To achieve this persistence, the malware checks for available firmware upgrades every 10 seconds. When an update becomes available, the malware copies the archived file for backup, unzips it, mounts it, and then copies the entire package of malicious files to it. The malware also adds a backdoor root user to the mounted file. Then, the malware rezips the file so it’s ready for installation.

“The technique is not especially sophisticated, but it does show considerable effort on the part of the attacker to understand the appliance update cycle, then develop and test a method for persistence,” the researchers wrote.

BlackLotus Malware Hijacks Windows Secure Boot Process

Post Syndicated from Bruce Schneier original https://www.schneier.com/blog/archives/2023/03/blacklotus-malware-hijacks-windows-secure-boot-process.html

Researchers have discovered malware that “can hijack a computer’s boot process even when Secure Boot and other advanced protections are enabled and running on fully updated versions of Windows.”

Dubbed BlackLotus, the malware is what’s known as a UEFI bootkit. These sophisticated pieces of malware target the UEFI—short for Unified Extensible Firmware Interface—the low-level and complex chain of firmware responsible for booting up virtually every modern computer. As the mechanism that bridges a PC’s device firmware with its operating system, the UEFI is an OS in its own right. It’s located in an SPI-connected flash storage chip soldered onto the computer motherboard, making it difficult to inspect or patch. Previously discovered bootkits such as CosmicStrand, MosaicRegressor, and MoonBounce work by targeting the UEFI firmware stored in the flash storage chip. Others, including BlackLotus, target the software stored in the EFI system partition.

Because the UEFI is the first thing to run when a computer is turned on, it influences the OS, security apps, and all other software that follows. These traits make the UEFI the perfect place to launch malware. When successful, UEFI bootkits disable OS security mechanisms and ensure that a computer remains infected with stealthy malware that runs at the kernel mode or user mode, even after the operating system is reinstalled or a hard drive is replaced.

ESET has an analysis:

The number of UEFI vulnerabilities discovered in recent years and the failures in patching them or revoking vulnerable binaries within a reasonable time window hasn’t gone unnoticed by threat actors. As a result, the first publicly known UEFI bootkit bypassing the essential platform security feature—UEFI Secure Boot—is now a reality. In this blogpost we present the first public analysis of this UEFI bootkit, which is capable of running on even fully-up-to-date Windows 11 systems with UEFI Secure Boot enabled. Functionality of the bootkit and its individual features leads us to believe that we are dealing with a bootkit known as BlackLotus, the UEFI bootkit being sold on hacking forums for $5,000 since at least October 2022.

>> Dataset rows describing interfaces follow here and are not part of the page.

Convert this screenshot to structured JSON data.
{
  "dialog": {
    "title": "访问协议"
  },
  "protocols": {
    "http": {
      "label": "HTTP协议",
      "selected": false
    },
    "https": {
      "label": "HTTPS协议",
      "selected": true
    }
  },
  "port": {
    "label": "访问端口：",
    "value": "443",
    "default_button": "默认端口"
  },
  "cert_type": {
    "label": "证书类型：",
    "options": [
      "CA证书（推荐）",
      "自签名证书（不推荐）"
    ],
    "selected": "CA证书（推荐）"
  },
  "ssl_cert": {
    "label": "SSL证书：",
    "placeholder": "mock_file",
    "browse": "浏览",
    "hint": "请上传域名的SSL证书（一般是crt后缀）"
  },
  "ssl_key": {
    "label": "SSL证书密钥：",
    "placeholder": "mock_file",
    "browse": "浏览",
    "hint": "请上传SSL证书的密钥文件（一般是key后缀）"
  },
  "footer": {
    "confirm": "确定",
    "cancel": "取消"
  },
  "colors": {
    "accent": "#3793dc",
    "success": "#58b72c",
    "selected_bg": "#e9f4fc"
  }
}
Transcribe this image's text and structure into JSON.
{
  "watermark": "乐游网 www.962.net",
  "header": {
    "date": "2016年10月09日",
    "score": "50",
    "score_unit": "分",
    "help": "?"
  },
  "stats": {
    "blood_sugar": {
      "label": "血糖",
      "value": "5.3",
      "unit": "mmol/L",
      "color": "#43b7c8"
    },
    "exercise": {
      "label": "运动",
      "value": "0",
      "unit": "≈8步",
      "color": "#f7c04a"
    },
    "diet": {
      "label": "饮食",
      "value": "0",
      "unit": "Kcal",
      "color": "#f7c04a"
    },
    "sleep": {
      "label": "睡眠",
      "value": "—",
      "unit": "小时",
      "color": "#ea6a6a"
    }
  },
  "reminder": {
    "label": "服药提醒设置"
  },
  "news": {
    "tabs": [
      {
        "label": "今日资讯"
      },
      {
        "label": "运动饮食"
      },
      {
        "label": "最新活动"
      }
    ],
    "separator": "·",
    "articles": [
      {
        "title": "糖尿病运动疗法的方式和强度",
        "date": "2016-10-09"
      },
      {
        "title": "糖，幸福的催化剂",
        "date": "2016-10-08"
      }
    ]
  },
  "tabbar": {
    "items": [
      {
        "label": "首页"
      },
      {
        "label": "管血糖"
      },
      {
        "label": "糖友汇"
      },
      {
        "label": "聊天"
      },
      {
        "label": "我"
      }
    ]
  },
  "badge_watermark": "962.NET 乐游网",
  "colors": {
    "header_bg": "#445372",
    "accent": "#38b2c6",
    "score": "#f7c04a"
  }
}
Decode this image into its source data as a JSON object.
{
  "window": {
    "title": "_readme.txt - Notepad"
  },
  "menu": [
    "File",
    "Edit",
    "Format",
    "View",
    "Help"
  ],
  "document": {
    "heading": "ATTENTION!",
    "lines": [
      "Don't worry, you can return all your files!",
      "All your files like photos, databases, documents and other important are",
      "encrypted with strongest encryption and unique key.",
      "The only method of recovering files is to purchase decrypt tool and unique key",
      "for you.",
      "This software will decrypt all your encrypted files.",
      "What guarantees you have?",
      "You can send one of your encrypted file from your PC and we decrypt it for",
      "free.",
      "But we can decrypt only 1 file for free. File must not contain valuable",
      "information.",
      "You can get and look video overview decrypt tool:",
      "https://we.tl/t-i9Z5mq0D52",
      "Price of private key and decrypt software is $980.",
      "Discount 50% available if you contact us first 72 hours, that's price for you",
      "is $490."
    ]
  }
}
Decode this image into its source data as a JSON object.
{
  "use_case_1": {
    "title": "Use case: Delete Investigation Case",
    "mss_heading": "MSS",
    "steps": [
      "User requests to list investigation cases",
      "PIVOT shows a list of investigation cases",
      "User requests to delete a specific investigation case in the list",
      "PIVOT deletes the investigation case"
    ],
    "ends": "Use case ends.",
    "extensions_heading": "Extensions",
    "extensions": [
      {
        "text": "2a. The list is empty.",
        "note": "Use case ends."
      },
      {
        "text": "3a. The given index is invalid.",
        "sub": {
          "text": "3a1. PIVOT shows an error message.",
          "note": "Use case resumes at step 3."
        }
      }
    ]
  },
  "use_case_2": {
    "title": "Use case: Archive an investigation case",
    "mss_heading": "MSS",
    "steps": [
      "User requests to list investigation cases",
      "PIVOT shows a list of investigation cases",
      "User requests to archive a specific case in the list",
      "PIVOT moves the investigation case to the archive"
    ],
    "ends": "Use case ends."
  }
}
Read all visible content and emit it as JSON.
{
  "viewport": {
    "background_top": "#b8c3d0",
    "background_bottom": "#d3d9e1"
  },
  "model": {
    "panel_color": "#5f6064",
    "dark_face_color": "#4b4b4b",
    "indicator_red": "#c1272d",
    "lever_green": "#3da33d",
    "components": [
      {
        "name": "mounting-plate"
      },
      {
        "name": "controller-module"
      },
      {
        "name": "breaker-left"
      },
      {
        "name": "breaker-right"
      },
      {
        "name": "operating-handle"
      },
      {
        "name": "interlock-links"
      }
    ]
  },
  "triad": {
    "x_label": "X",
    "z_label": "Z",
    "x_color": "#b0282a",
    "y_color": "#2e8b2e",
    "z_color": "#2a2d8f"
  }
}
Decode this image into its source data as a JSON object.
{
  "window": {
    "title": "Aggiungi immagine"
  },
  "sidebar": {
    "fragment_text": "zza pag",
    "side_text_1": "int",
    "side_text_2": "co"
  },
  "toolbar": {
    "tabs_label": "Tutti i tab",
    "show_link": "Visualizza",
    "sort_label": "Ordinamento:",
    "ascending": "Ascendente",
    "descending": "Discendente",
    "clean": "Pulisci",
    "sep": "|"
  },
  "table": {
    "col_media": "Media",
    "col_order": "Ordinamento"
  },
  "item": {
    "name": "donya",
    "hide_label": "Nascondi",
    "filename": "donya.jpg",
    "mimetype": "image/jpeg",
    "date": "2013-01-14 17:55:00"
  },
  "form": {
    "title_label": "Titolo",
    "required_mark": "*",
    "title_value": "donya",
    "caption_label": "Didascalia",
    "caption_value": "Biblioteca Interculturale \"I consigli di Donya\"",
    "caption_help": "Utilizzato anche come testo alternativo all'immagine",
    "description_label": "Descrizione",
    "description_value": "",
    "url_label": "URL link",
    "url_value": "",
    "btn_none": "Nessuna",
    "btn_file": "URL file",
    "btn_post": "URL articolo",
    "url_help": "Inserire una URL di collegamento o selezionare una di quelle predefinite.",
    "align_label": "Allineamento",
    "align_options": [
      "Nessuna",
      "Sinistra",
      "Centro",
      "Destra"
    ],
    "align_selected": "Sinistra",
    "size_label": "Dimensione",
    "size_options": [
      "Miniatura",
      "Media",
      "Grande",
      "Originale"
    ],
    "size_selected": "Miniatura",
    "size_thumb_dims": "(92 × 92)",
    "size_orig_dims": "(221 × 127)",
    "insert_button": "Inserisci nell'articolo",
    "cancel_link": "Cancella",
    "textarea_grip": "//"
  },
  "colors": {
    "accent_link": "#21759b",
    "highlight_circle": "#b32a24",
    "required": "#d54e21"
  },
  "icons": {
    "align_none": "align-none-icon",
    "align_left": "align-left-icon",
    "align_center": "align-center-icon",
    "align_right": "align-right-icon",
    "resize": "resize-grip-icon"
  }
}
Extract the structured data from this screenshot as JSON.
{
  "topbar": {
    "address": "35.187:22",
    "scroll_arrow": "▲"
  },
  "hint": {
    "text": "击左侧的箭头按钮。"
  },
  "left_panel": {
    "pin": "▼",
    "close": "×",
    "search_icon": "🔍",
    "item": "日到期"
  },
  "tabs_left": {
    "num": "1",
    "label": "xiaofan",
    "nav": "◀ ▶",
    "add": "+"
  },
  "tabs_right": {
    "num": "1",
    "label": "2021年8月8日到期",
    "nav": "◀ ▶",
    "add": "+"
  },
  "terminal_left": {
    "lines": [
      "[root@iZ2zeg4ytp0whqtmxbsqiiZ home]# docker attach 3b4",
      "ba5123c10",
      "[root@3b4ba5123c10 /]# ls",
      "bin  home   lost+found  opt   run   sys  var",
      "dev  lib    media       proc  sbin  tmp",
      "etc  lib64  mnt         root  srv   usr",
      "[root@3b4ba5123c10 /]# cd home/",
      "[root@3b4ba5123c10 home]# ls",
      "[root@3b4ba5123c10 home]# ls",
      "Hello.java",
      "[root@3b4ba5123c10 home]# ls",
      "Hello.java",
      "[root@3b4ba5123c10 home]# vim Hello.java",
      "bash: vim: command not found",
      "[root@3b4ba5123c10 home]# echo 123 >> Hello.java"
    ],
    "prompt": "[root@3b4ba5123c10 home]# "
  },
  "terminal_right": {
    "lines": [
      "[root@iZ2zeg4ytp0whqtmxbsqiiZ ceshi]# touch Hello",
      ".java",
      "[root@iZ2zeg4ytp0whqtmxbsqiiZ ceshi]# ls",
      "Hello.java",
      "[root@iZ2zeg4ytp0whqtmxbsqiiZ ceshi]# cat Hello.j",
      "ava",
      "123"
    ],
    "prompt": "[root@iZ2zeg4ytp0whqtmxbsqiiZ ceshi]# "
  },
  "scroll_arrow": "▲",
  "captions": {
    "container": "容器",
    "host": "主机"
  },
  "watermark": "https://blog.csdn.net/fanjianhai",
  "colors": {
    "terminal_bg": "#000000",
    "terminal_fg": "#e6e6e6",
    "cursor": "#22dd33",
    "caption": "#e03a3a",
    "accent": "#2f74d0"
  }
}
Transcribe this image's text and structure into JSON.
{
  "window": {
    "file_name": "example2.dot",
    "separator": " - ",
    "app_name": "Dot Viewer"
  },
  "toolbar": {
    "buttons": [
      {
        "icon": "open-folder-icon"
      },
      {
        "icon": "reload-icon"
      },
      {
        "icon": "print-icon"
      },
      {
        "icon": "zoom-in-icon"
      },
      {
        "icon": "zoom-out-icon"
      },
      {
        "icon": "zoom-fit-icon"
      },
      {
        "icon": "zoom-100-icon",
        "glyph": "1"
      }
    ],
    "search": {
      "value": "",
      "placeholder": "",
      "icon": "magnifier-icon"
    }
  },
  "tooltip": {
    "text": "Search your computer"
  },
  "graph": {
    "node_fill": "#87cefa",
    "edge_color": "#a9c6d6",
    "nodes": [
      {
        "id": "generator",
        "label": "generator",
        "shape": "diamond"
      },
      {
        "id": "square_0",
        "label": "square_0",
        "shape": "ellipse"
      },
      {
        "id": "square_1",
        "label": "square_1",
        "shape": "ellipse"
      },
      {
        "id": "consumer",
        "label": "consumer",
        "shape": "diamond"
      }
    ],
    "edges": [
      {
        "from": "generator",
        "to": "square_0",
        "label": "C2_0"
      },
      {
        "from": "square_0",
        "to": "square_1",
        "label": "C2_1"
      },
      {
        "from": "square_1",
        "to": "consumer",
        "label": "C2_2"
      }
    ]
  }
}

  • It’s capable of running on the latest, fully patched Windows 11 systems with UEFI Secure Boot enabled.
  • It exploits a more than one year old vulnerability (CVE-2022-21894) to bypass UEFI Secure Boot and set up persistence for the bootkit. This is the first publicly known, in-the-wild abuse of this vulnerability.
  • Although the vulnerability was fixed in Microsoft’s January 2022 update, its exploitation is still possible as the affected, validly signed binaries have still not been added to the UEFI revocation list. BlackLotus takes advantage of this, bringing its own copies of legitimate—but vulnerable—binaries to the system in order to exploit the vulnerability.
  • It’s capable of disabling OS security mechanisms such as BitLocker, HVCI, and Windows Defender.
  • Once installed, the bootkit’s main goal is to deploy a kernel driver (which, among other things, protects the bootkit from removal), and an HTTP downloader responsible for communication with the C&C and capable of loading additional user-mode or kernel-mode payloads.

This is impressive stuff.